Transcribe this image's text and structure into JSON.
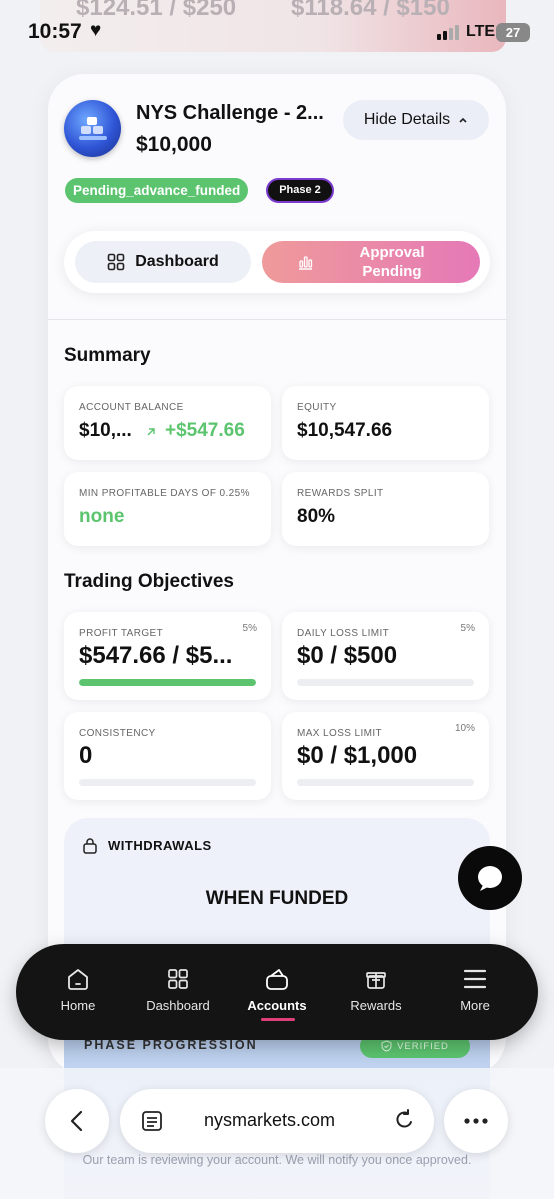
{
  "peek": {
    "left_value": "$124.51 / $250",
    "right_value": "$118.64 / $150"
  },
  "status_bar": {
    "time": "10:57",
    "network": "LTE",
    "battery": "27"
  },
  "account": {
    "title": "NYS Challenge - 2...",
    "size": "$10,000",
    "hide_details_label": "Hide Details",
    "status_badge": "Pending_advance_funded",
    "phase_badge": "Phase 2"
  },
  "tabs": {
    "dashboard_label": "Dashboard",
    "approval_label": "Approval Pending"
  },
  "summary": {
    "heading": "Summary",
    "account_balance": {
      "caption": "ACCOUNT BALANCE",
      "value": "$10,...",
      "change": "+$547.66"
    },
    "equity": {
      "caption": "EQUITY",
      "value": "$10,547.66"
    },
    "min_profitable_days": {
      "caption": "MIN PROFITABLE DAYS OF 0.25%",
      "value": "none"
    },
    "rewards_split": {
      "caption": "REWARDS SPLIT",
      "value": "80%"
    }
  },
  "objectives": {
    "heading": "Trading Objectives",
    "profit_target": {
      "caption": "PROFIT TARGET",
      "pct": "5%",
      "value": "$547.66 / $5...",
      "progress": 1.0
    },
    "daily_loss_limit": {
      "caption": "DAILY LOSS LIMIT",
      "pct": "5%",
      "value": "$0 / $500",
      "progress": 0
    },
    "consistency": {
      "caption": "CONSISTENCY",
      "value": "0",
      "progress": 0
    },
    "max_loss_limit": {
      "caption": "MAX LOSS LIMIT",
      "pct": "10%",
      "value": "$0 / $1,000",
      "progress": 0
    }
  },
  "withdrawals": {
    "heading": "WITHDRAWALS",
    "status": "WHEN FUNDED"
  },
  "phase_progression": {
    "label": "PHASE PROGRESSION",
    "badge": "VERIFIED"
  },
  "nav": {
    "items": [
      {
        "label": "Home",
        "icon": "home-icon"
      },
      {
        "label": "Dashboard",
        "icon": "grid-icon"
      },
      {
        "label": "Accounts",
        "icon": "wallet-icon"
      },
      {
        "label": "Rewards",
        "icon": "gift-icon"
      },
      {
        "label": "More",
        "icon": "menu-icon"
      }
    ],
    "active": "Accounts"
  },
  "review_message": "Our team is reviewing your account. We will notify you once approved.",
  "browser": {
    "url": "nysmarkets.com"
  },
  "colors": {
    "accent_green": "#5cc46f",
    "accent_pink": "#e0407a",
    "nav_bg": "#141414"
  }
}
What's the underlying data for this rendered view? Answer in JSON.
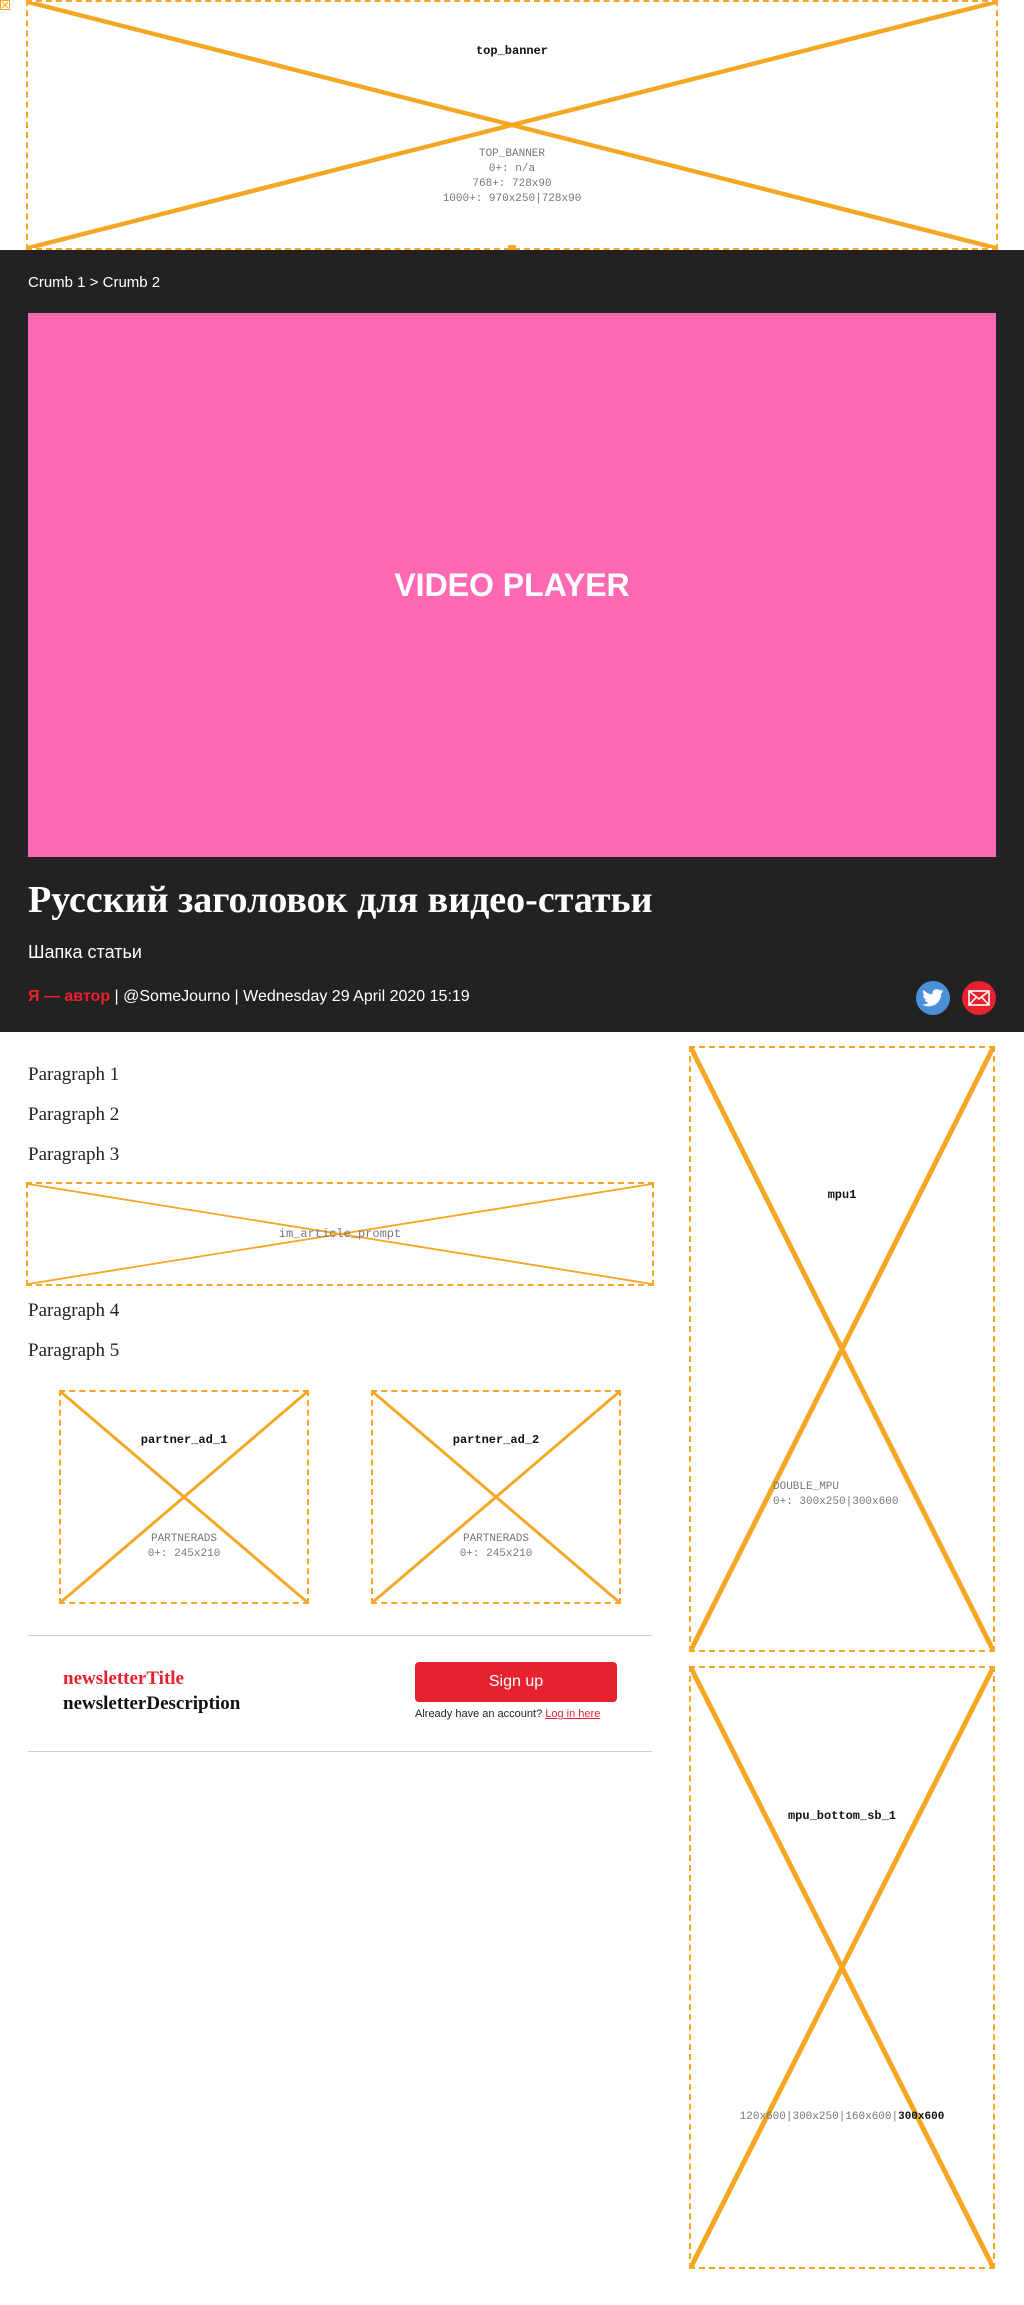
{
  "ads": {
    "top_banner": {
      "name": "top_banner",
      "meta": [
        "TOP_BANNER",
        "0+: n/a",
        "768+: 728x90",
        "1000+: 970x250|728x90"
      ]
    },
    "in_article_prompt": {
      "name": "im_article_prompt"
    },
    "partner_ad_1": {
      "name": "partner_ad_1",
      "meta": [
        "PARTNERADS",
        "0+: 245x210"
      ]
    },
    "partner_ad_2": {
      "name": "partner_ad_2",
      "meta": [
        "PARTNERADS",
        "0+: 245x210"
      ]
    },
    "mpu1": {
      "name": "mpu1",
      "meta": [
        "DOUBLE_MPU",
        "0+: 300x250|300x600"
      ]
    },
    "mpu_bottom_sb_1": {
      "name": "mpu_bottom_sb_1",
      "meta_prefix": "120x600|300x250|160x600|",
      "meta_bold": "300x600"
    }
  },
  "breadcrumb": "Crumb 1 > Crumb 2",
  "video": {
    "label": "VIDEO PLAYER",
    "color": "#ff69b4"
  },
  "article": {
    "title": "Русский заголовок для видео-статьи",
    "standfirst": "Шапка статьи",
    "author": "Я — автор",
    "byline_rest": " | @SomeJourno | Wednesday 29 April 2020 15:19",
    "paragraphs": [
      "Paragraph 1",
      "Paragraph 2",
      "Paragraph 3",
      "Paragraph 4",
      "Paragraph 5"
    ]
  },
  "share": {
    "icons": [
      "twitter-icon",
      "email-icon"
    ]
  },
  "newsletter": {
    "title": "newsletterTitle",
    "description": "newsletterDescription",
    "signup_label": "Sign up",
    "account_prompt": "Already have an account?",
    "login_label": "Log in here"
  },
  "colors": {
    "accent": "#e8212f",
    "hero_bg": "#222222",
    "ad_outline": "#f5a623",
    "twitter": "#4a90d9"
  }
}
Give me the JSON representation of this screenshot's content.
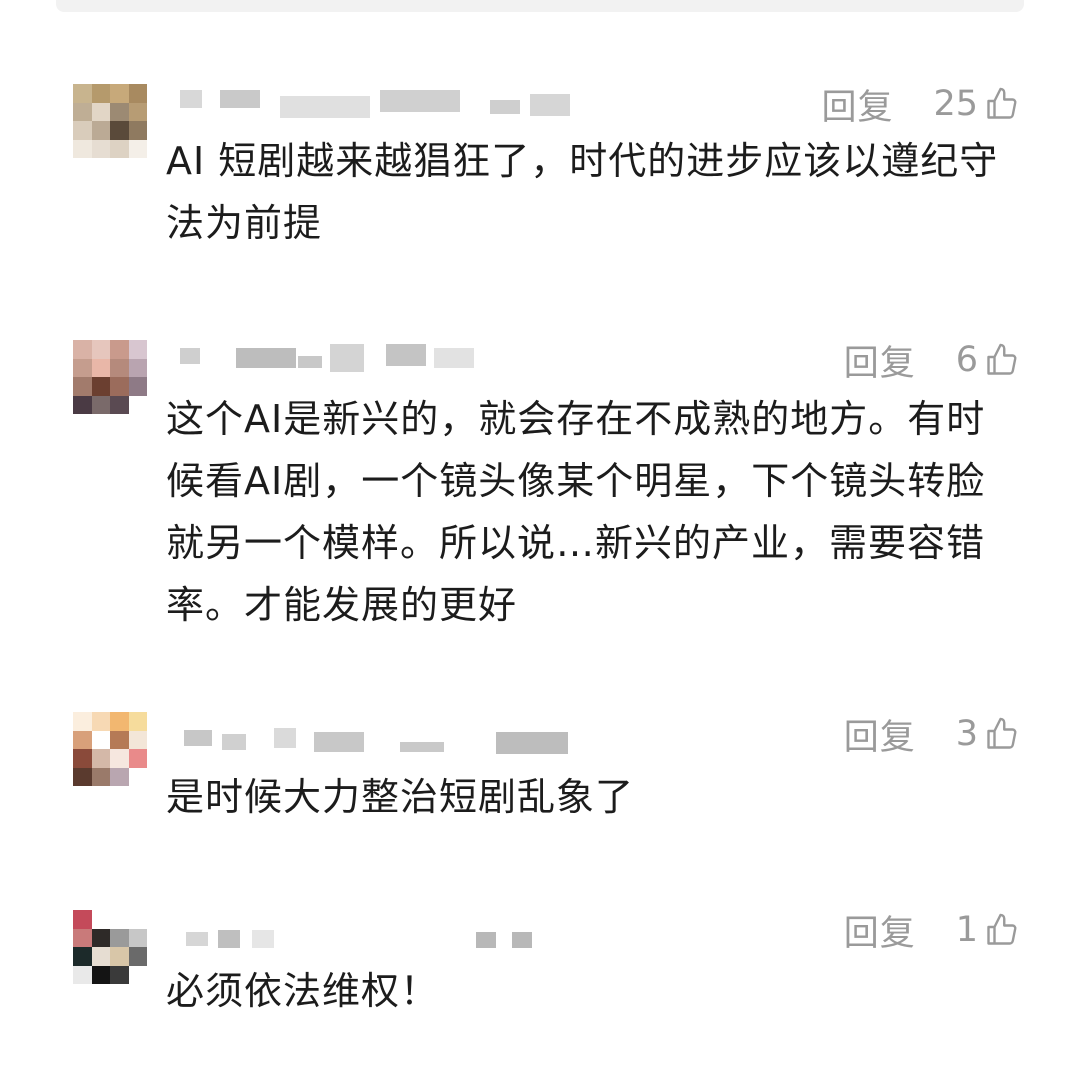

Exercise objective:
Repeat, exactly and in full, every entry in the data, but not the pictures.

Answer to this problem:
Transcribe this image's text and structure into JSON.
{
  "peek": {
    "left_value": "$124.51 / $250",
    "right_value": "$118.64 / $150"
  },
  "status_bar": {
    "time": "10:57",
    "network": "LTE",
    "battery": "27"
  },
  "account": {
    "title": "NYS Challenge - 2...",
    "size": "$10,000",
    "hide_details_label": "Hide Details",
    "status_badge": "Pending_advance_funded",
    "phase_badge": "Phase 2"
  },
  "tabs": {
    "dashboard_label": "Dashboard",
    "approval_label": "Approval Pending"
  },
  "summary": {
    "heading": "Summary",
    "account_balance": {
      "caption": "ACCOUNT BALANCE",
      "value": "$10,...",
      "change": "+$547.66"
    },
    "equity": {
      "caption": "EQUITY",
      "value": "$10,547.66"
    },
    "min_profitable_days": {
      "caption": "MIN PROFITABLE DAYS OF 0.25%",
      "value": "none"
    },
    "rewards_split": {
      "caption": "REWARDS SPLIT",
      "value": "80%"
    }
  },
  "objectives": {
    "heading": "Trading Objectives",
    "profit_target": {
      "caption": "PROFIT TARGET",
      "pct": "5%",
      "value": "$547.66 / $5...",
      "progress": 1.0
    },
    "daily_loss_limit": {
      "caption": "DAILY LOSS LIMIT",
      "pct": "5%",
      "value": "$0 / $500",
      "progress": 0
    },
    "consistency": {
      "caption": "CONSISTENCY",
      "value": "0",
      "progress": 0
    },
    "max_loss_limit": {
      "caption": "MAX LOSS LIMIT",
      "pct": "10%",
      "value": "$0 / $1,000",
      "progress": 0
    }
  },
  "withdrawals": {
    "heading": "WITHDRAWALS",
    "status": "WHEN FUNDED"
  },
  "phase_progression": {
    "label": "PHASE PROGRESSION",
    "badge": "VERIFIED"
  },
  "nav": {
    "items": [
      {
        "label": "Home",
        "icon": "home-icon"
      },
      {
        "label": "Dashboard",
        "icon": "grid-icon"
      },
      {
        "label": "Accounts",
        "icon": "wallet-icon"
      },
      {
        "label": "Rewards",
        "icon": "gift-icon"
      },
      {
        "label": "More",
        "icon": "menu-icon"
      }
    ],
    "active": "Accounts"
  },
  "review_message": "Our team is reviewing your account. We will notify you once approved.",
  "browser": {
    "url": "nysmarkets.com"
  },
  "colors": {
    "accent_green": "#5cc46f",
    "accent_pink": "#e0407a",
    "nav_bg": "#141414"
  }
}
What's the underlying data for this rendered view? Answer in JSON.
{
  "ads": {
    "top_banner": {
      "name": "top_banner",
      "meta": [
        "TOP_BANNER",
        "0+: n/a",
        "768+: 728x90",
        "1000+: 970x250|728x90"
      ]
    },
    "in_article_prompt": {
      "name": "im_article_prompt"
    },
    "partner_ad_1": {
      "name": "partner_ad_1",
      "meta": [
        "PARTNERADS",
        "0+: 245x210"
      ]
    },
    "partner_ad_2": {
      "name": "partner_ad_2",
      "meta": [
        "PARTNERADS",
        "0+: 245x210"
      ]
    },
    "mpu1": {
      "name": "mpu1",
      "meta": [
        "DOUBLE_MPU",
        "0+: 300x250|300x600"
      ]
    },
    "mpu_bottom_sb_1": {
      "name": "mpu_bottom_sb_1",
      "meta_prefix": "120x600|300x250|160x600|",
      "meta_bold": "300x600"
    }
  },
  "breadcrumb": "Crumb 1 > Crumb 2",
  "video": {
    "label": "VIDEO PLAYER",
    "color": "#ff69b4"
  },
  "article": {
    "title": "Русский заголовок для видео-статьи",
    "standfirst": "Шапка статьи",
    "author": "Я — автор",
    "byline_rest": " | @SomeJourno | Wednesday 29 April 2020 15:19",
    "paragraphs": [
      "Paragraph 1",
      "Paragraph 2",
      "Paragraph 3",
      "Paragraph 4",
      "Paragraph 5"
    ]
  },
  "share": {
    "icons": [
      "twitter-icon",
      "email-icon"
    ]
  },
  "newsletter": {
    "title": "newsletterTitle",
    "description": "newsletterDescription",
    "signup_label": "Sign up",
    "account_prompt": "Already have an account?",
    "login_label": "Log in here"
  },
  "colors": {
    "accent": "#e8212f",
    "hero_bg": "#222222",
    "ad_outline": "#f5a623",
    "twitter": "#4a90d9"
  }
}
Give me the JSON representation of this screenshot's content.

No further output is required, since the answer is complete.